It can be found given as offerings on many altars and shrines, including in the Jokhang Temple, at the status of the Jowo Rinpoche. And on the passing of a loved one, it is also burned during the 49-day mourning period of their close family. Tibetan families believe that the burning tsampa flour will help release the soul from the body and carry it on to the next life.
Tsampa is also used in making forms of cakes for use as gifts to visitors and relatives in Tibet. Tsampa, with its religious connotations and uses, is considered to be a treasured gift to both give and receive and is often donated to a birthday celebrant as part of the celebrations of life.
Tsampa in Tibetan Medicine
The flour is also widely believed to have some medicinal properties, though this has never been proven in a proper laboratory. Commonly applied to the teeth and gums, the flour is believed to help give relief from a toothache, and can be used as a massage compound to help aching necks or headaches. And all Tibetans know of its properties as a quick energy boost for the elderly and those on long journeys. Tsampa flour is probably the most diverse and profound food on the entire plateau.
How to Make Tibetan Tsampa
The ultimate in soul-food for Tibetans, making Tibetan tsampa can be done by yourself, or it can be done as a family. And everyone in Tibet is an expert at rolling out the balls of tsampa for eating in the household. Normally, the main ingredient is the barley flour, though in some regions of Tibet people can add things like chura – a sharp dry cheese – to the mix along with some yak butter (which actually should be called “dri butter”, since only the female can produce the milk it is made from).
Sweeteners such as brown sugar can be added before you introduce the famous Tibetan tea to the bowl of flour. The type of tea is really based on the region, and Tibetans will use milk tea, butter tea, or black tea, depending on where they are from. If you are making tsampa as a family, then the bowls are pre-prepared by the woman of the house and handed out in order of age, oldest to youngest of the males, then oldest to youngest of the females.
The trick to making good Tibetan tsampa is to not over-knead the dough. The flour and tea are mixed with your index finger, poking a hole in the edge of the flour first and then gently mixing in the water. In a form of delicate finger-dance around the bowl, the flour and tea are gently folded in together until the ingredients form a neat ball in your hand. The trick to good tsampa is getting the right proportions of tea to barley flour, as well as the deftness of the fingers in mixing the two together.

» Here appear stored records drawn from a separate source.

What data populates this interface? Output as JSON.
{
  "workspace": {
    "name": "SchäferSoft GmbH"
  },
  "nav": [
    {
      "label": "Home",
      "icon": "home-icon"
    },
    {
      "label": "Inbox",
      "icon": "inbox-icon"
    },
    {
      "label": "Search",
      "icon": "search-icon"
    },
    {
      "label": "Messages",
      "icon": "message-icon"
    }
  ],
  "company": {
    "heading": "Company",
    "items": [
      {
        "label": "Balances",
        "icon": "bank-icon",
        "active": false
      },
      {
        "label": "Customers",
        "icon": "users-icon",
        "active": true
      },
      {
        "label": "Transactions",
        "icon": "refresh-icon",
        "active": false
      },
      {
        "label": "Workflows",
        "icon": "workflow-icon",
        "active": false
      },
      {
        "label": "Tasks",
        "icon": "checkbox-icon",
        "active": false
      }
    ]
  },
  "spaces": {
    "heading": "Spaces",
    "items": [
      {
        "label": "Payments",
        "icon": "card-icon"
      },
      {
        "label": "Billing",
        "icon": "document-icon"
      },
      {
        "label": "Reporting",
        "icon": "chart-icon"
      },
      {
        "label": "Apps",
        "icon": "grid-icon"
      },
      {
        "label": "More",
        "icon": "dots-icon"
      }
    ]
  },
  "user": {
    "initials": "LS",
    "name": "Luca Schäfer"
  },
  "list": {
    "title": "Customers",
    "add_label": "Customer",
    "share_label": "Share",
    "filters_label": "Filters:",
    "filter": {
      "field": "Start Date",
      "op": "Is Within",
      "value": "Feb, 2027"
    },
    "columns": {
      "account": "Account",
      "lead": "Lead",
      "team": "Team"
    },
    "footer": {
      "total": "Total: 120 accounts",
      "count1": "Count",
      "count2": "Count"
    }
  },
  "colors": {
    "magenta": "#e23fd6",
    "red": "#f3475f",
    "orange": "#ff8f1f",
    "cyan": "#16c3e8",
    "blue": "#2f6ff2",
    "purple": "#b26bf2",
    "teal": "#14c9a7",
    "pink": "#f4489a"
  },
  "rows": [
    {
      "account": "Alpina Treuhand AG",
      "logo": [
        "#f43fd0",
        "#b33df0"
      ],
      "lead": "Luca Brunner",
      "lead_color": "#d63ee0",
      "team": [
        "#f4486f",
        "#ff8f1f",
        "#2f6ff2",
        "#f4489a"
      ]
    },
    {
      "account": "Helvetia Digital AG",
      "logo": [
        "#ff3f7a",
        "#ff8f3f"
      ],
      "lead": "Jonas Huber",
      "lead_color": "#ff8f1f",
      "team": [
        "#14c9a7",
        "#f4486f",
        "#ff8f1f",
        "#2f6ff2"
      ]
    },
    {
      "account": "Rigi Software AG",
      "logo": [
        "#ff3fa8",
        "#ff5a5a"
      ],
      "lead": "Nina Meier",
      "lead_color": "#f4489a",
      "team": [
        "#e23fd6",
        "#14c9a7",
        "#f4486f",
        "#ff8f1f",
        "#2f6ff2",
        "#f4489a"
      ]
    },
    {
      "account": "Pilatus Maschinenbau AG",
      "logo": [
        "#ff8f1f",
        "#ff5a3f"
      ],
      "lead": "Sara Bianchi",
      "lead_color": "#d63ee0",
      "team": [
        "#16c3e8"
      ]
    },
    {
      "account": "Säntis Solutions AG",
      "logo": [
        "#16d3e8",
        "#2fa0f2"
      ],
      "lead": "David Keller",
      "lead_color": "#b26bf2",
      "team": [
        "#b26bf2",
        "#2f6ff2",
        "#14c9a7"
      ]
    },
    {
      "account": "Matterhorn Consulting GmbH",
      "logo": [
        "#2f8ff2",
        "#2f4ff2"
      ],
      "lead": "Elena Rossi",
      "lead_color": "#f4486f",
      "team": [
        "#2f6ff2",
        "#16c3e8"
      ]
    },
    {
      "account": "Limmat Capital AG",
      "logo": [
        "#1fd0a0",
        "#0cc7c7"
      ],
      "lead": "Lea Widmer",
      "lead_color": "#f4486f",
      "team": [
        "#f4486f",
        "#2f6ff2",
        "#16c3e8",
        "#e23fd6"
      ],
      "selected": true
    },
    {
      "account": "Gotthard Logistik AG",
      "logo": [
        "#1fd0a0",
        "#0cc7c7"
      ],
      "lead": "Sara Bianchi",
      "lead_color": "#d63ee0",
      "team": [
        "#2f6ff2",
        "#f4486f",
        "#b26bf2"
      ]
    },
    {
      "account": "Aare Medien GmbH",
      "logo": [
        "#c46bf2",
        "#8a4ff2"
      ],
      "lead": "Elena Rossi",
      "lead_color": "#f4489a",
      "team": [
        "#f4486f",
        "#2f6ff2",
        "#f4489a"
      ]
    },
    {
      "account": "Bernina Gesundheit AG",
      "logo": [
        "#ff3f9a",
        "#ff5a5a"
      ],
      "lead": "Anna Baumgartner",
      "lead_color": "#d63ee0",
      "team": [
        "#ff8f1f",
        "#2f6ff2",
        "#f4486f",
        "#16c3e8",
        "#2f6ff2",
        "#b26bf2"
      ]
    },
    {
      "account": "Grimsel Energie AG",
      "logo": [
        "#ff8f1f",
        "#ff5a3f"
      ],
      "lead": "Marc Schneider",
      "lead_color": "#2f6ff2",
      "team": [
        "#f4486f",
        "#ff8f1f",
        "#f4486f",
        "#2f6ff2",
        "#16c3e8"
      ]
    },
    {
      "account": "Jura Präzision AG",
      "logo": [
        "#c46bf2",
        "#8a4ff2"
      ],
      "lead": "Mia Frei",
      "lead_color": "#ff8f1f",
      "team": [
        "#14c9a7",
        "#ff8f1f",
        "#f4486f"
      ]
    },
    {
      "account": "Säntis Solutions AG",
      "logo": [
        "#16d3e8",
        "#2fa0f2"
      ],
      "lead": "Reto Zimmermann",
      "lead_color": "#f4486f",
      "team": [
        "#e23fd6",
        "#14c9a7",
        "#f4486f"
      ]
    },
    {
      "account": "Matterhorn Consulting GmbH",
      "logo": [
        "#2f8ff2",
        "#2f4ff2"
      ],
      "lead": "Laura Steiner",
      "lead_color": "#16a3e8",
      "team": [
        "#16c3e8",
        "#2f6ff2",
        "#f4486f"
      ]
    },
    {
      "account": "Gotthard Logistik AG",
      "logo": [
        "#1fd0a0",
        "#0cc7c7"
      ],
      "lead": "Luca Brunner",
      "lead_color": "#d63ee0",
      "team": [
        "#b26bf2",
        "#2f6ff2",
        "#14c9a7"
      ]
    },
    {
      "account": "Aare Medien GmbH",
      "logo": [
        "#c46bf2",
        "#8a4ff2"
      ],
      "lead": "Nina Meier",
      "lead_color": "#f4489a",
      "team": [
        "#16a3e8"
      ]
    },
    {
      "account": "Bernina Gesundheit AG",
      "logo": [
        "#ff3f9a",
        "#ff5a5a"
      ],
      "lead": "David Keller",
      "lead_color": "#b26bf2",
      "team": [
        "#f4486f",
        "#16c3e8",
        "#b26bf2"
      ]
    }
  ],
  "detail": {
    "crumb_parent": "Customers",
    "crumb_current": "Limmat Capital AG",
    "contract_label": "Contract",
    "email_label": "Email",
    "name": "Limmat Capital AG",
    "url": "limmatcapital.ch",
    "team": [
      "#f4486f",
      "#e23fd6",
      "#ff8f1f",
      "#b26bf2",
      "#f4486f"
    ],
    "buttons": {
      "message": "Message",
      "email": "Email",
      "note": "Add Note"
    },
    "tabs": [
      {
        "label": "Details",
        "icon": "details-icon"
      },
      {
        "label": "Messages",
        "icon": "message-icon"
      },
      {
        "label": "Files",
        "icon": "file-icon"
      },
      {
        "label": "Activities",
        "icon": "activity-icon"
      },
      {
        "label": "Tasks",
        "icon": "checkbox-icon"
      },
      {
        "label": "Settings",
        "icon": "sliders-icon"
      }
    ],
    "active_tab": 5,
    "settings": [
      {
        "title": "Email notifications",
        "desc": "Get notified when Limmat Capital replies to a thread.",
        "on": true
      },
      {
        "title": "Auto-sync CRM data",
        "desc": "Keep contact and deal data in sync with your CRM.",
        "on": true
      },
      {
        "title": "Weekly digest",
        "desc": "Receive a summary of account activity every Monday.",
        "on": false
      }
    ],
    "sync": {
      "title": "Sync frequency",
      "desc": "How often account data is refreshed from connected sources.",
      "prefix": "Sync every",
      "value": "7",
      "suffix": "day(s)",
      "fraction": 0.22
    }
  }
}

In Tibet, tsampa is as easy to make as a cup of instant coffee in the west, and you rarely even have to boil the kettle first. Most homes in Tibet have hot tea on the go all day long, so it is simple and easy to whip up a quick batch of tsampa when visitors stop by. A massive part of the Tibetan culture, this unique food has had a part in the entire history of Tibet since its earliest beginnings in the Yarlung Tsangpo Valley in Lhoka.
Tibetan Tsampa is actually so ingrained into the ancient lore of Tibet, it has a place in almost every part of the typical Tibetan culture. And if there is anything that reflects the culture and roots of Tibet so profoundly, it is Tsampa. It is even the name of a popular typeface in Tibet these days. Quite a transition into the 21st century for an 8,000-year-old cereal.